Items from an interface collection:
####
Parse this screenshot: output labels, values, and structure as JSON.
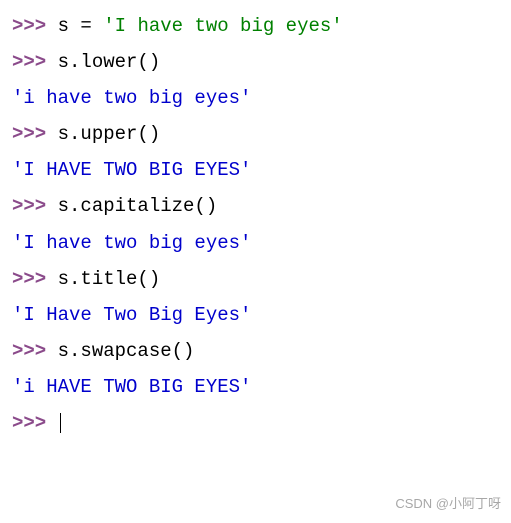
{
  "prompt": ">>> ",
  "lines": {
    "l1_var": "s",
    "l1_op": " = ",
    "l1_str": "'I have two big eyes'",
    "l2_code": "s.lower()",
    "l3_out": "'i have two big eyes'",
    "l4_code": "s.upper()",
    "l5_out": "'I HAVE TWO BIG EYES'",
    "l6_code": "s.capitalize()",
    "l7_out": "'I have two big eyes'",
    "l8_code": "s.title()",
    "l9_out": "'I Have Two Big Eyes'",
    "l10_code": "s.swapcase()",
    "l11_out": "'i HAVE TWO BIG EYES'"
  },
  "watermark": "CSDN @小阿丁呀"
}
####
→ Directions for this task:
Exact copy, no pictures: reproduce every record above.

→ Response to this task:
Parse this screenshot: output labels, values, and structure as JSON.
{
  "prompt": ">>> ",
  "lines": {
    "l1_var": "s",
    "l1_op": " = ",
    "l1_str": "'I have two big eyes'",
    "l2_code": "s.lower()",
    "l3_out": "'i have two big eyes'",
    "l4_code": "s.upper()",
    "l5_out": "'I HAVE TWO BIG EYES'",
    "l6_code": "s.capitalize()",
    "l7_out": "'I have two big eyes'",
    "l8_code": "s.title()",
    "l9_out": "'I Have Two Big Eyes'",
    "l10_code": "s.swapcase()",
    "l11_out": "'i HAVE TWO BIG EYES'"
  },
  "watermark": "CSDN @小阿丁呀"
}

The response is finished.